**INFORMATION PROVIDED:**
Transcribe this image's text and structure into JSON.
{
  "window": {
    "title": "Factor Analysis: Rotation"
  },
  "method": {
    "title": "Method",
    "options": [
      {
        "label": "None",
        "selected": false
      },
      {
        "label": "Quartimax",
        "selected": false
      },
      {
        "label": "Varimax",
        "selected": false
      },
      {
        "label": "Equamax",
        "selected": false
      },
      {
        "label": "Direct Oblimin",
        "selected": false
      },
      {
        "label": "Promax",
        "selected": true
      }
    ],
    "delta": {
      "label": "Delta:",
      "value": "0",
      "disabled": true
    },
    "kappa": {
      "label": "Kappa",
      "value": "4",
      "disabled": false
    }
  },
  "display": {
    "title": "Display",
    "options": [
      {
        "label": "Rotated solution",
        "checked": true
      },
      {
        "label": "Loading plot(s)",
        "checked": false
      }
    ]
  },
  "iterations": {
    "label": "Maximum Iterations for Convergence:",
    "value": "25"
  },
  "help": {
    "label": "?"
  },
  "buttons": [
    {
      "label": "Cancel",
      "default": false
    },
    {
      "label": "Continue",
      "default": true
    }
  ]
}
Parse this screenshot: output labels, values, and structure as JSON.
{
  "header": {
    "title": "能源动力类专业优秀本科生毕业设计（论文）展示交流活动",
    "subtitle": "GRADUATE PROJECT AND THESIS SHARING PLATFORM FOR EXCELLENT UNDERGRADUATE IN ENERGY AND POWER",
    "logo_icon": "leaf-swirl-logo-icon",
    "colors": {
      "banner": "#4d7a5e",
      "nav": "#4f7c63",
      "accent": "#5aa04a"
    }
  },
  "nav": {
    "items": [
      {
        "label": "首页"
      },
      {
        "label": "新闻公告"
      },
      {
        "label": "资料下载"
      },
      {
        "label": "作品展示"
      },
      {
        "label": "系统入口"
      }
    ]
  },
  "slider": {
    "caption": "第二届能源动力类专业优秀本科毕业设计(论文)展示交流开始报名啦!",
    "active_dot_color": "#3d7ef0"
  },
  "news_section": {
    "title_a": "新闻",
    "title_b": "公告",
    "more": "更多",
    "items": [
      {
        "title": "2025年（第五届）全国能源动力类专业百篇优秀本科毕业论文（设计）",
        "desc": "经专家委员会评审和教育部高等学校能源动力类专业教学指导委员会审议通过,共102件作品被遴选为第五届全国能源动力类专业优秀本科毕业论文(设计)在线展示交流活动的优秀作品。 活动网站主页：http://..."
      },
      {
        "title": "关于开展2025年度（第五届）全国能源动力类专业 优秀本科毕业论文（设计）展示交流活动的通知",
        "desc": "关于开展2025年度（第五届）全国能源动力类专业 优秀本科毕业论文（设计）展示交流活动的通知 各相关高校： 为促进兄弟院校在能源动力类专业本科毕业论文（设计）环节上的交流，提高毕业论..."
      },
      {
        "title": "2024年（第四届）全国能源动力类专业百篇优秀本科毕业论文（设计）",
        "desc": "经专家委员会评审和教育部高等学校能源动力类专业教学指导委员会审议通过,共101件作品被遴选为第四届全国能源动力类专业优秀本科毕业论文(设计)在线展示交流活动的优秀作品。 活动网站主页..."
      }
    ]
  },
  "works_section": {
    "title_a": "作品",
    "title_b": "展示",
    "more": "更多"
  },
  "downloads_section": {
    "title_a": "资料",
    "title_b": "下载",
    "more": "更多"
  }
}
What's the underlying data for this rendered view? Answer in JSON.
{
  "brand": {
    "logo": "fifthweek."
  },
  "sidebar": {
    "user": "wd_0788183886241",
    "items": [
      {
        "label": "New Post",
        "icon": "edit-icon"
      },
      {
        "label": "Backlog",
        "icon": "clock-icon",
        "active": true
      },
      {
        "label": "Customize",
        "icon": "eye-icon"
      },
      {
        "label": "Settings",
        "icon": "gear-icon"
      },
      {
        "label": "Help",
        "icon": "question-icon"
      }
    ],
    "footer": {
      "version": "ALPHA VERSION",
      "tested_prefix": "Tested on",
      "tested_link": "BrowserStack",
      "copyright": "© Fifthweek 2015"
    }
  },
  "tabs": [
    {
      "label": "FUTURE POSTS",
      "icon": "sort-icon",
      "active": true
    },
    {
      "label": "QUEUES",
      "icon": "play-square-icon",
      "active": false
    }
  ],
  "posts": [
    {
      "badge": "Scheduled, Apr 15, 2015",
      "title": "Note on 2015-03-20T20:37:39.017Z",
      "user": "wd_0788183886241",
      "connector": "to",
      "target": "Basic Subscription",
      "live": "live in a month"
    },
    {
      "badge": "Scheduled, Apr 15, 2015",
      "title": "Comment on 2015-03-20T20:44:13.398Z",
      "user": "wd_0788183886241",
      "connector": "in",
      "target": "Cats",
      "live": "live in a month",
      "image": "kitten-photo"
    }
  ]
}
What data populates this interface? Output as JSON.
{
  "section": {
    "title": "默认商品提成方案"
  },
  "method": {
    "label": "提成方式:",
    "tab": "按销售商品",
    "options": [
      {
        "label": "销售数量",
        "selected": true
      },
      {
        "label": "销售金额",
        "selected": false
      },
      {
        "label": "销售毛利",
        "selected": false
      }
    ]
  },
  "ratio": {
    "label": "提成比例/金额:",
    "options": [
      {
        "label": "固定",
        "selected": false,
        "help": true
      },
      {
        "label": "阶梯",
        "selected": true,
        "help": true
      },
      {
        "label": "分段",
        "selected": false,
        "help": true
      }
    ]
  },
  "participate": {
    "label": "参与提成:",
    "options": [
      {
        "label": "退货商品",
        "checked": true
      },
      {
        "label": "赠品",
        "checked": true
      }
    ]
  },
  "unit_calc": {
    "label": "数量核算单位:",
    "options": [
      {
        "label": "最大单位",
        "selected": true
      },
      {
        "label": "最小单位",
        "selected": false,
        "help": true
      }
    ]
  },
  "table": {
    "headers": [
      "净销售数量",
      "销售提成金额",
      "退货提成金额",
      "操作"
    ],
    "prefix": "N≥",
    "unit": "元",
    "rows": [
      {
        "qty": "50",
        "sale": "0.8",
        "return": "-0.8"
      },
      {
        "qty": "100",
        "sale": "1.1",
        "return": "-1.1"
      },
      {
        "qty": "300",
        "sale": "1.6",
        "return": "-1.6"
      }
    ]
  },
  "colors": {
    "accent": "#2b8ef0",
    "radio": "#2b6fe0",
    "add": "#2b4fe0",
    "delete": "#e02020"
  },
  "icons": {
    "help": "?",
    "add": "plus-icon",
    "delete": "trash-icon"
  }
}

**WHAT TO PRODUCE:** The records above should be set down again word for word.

**RESULT OF THE EXERCISE:**
Transcribe this image's text and structure into JSON.
{
  "window": {
    "title": "Factor Analysis: Rotation"
  },
  "method": {
    "title": "Method",
    "options": [
      {
        "label": "None",
        "selected": false
      },
      {
        "label": "Quartimax",
        "selected": false
      },
      {
        "label": "Varimax",
        "selected": false
      },
      {
        "label": "Equamax",
        "selected": false
      },
      {
        "label": "Direct Oblimin",
        "selected": false
      },
      {
        "label": "Promax",
        "selected": true
      }
    ],
    "delta": {
      "label": "Delta:",
      "value": "0",
      "disabled": true
    },
    "kappa": {
      "label": "Kappa",
      "value": "4",
      "disabled": false
    }
  },
  "display": {
    "title": "Display",
    "options": [
      {
        "label": "Rotated solution",
        "checked": true
      },
      {
        "label": "Loading plot(s)",
        "checked": false
      }
    ]
  },
  "iterations": {
    "label": "Maximum Iterations for Convergence:",
    "value": "25"
  },
  "help": {
    "label": "?"
  },
  "buttons": [
    {
      "label": "Cancel",
      "default": false
    },
    {
      "label": "Continue",
      "default": true
    }
  ]
}
Parse this screenshot: output labels, values, and structure as JSON.
{
  "header": {
    "title": "能源动力类专业优秀本科生毕业设计（论文）展示交流活动",
    "subtitle": "GRADUATE PROJECT AND THESIS SHARING PLATFORM FOR EXCELLENT UNDERGRADUATE IN ENERGY AND POWER",
    "logo_icon": "leaf-swirl-logo-icon",
    "colors": {
      "banner": "#4d7a5e",
      "nav": "#4f7c63",
      "accent": "#5aa04a"
    }
  },
  "nav": {
    "items": [
      {
        "label": "首页"
      },
      {
        "label": "新闻公告"
      },
      {
        "label": "资料下载"
      },
      {
        "label": "作品展示"
      },
      {
        "label": "系统入口"
      }
    ]
  },
  "slider": {
    "caption": "第二届能源动力类专业优秀本科毕业设计(论文)展示交流开始报名啦!",
    "active_dot_color": "#3d7ef0"
  },
  "news_section": {
    "title_a": "新闻",
    "title_b": "公告",
    "more": "更多",
    "items": [
      {
        "title": "2025年（第五届）全国能源动力类专业百篇优秀本科毕业论文（设计）",
        "desc": "经专家委员会评审和教育部高等学校能源动力类专业教学指导委员会审议通过,共102件作品被遴选为第五届全国能源动力类专业优秀本科毕业论文(设计)在线展示交流活动的优秀作品。 活动网站主页：http://..."
      },
      {
        "title": "关于开展2025年度（第五届）全国能源动力类专业 优秀本科毕业论文（设计）展示交流活动的通知",
        "desc": "关于开展2025年度（第五届）全国能源动力类专业 优秀本科毕业论文（设计）展示交流活动的通知 各相关高校： 为促进兄弟院校在能源动力类专业本科毕业论文（设计）环节上的交流，提高毕业论..."
      },
      {
        "title": "2024年（第四届）全国能源动力类专业百篇优秀本科毕业论文（设计）",
        "desc": "经专家委员会评审和教育部高等学校能源动力类专业教学指导委员会审议通过,共101件作品被遴选为第四届全国能源动力类专业优秀本科毕业论文(设计)在线展示交流活动的优秀作品。 活动网站主页..."
      }
    ]
  },
  "works_section": {
    "title_a": "作品",
    "title_b": "展示",
    "more": "更多"
  },
  "downloads_section": {
    "title_a": "资料",
    "title_b": "下载",
    "more": "更多"
  }
}
What's the underlying data for this rendered view? Answer in JSON.
{
  "brand": {
    "logo": "fifthweek."
  },
  "sidebar": {
    "user": "wd_0788183886241",
    "items": [
      {
        "label": "New Post",
        "icon": "edit-icon"
      },
      {
        "label": "Backlog",
        "icon": "clock-icon",
        "active": true
      },
      {
        "label": "Customize",
        "icon": "eye-icon"
      },
      {
        "label": "Settings",
        "icon": "gear-icon"
      },
      {
        "label": "Help",
        "icon": "question-icon"
      }
    ],
    "footer": {
      "version": "ALPHA VERSION",
      "tested_prefix": "Tested on",
      "tested_link": "BrowserStack",
      "copyright": "© Fifthweek 2015"
    }
  },
  "tabs": [
    {
      "label": "FUTURE POSTS",
      "icon": "sort-icon",
      "active": true
    },
    {
      "label": "QUEUES",
      "icon": "play-square-icon",
      "active": false
    }
  ],
  "posts": [
    {
      "badge": "Scheduled, Apr 15, 2015",
      "title": "Note on 2015-03-20T20:37:39.017Z",
      "user": "wd_0788183886241",
      "connector": "to",
      "target": "Basic Subscription",
      "live": "live in a month"
    },
    {
      "badge": "Scheduled, Apr 15, 2015",
      "title": "Comment on 2015-03-20T20:44:13.398Z",
      "user": "wd_0788183886241",
      "connector": "in",
      "target": "Cats",
      "live": "live in a month",
      "image": "kitten-photo"
    }
  ]
}
What data populates this interface? Output as JSON.
{
  "section": {
    "title": "默认商品提成方案"
  },
  "method": {
    "label": "提成方式:",
    "tab": "按销售商品",
    "options": [
      {
        "label": "销售数量",
        "selected": true
      },
      {
        "label": "销售金额",
        "selected": false
      },
      {
        "label": "销售毛利",
        "selected": false
      }
    ]
  },
  "ratio": {
    "label": "提成比例/金额:",
    "options": [
      {
        "label": "固定",
        "selected": false,
        "help": true
      },
      {
        "label": "阶梯",
        "selected": true,
        "help": true
      },
      {
        "label": "分段",
        "selected": false,
        "help": true
      }
    ]
  },
  "participate": {
    "label": "参与提成:",
    "options": [
      {
        "label": "退货商品",
        "checked": true
      },
      {
        "label": "赠品",
        "checked": true
      }
    ]
  },
  "unit_calc": {
    "label": "数量核算单位:",
    "options": [
      {
        "label": "最大单位",
        "selected": true
      },
      {
        "label": "最小单位",
        "selected": false,
        "help": true
      }
    ]
  },
  "table": {
    "headers": [
      "净销售数量",
      "销售提成金额",
      "退货提成金额",
      "操作"
    ],
    "prefix": "N≥",
    "unit": "元",
    "rows": [
      {
        "qty": "50",
        "sale": "0.8",
        "return": "-0.8"
      },
      {
        "qty": "100",
        "sale": "1.1",
        "return": "-1.1"
      },
      {
        "qty": "300",
        "sale": "1.6",
        "return": "-1.6"
      }
    ]
  },
  "colors": {
    "accent": "#2b8ef0",
    "radio": "#2b6fe0",
    "add": "#2b4fe0",
    "delete": "#e02020"
  },
  "icons": {
    "help": "?",
    "add": "plus-icon",
    "delete": "trash-icon"
  }
}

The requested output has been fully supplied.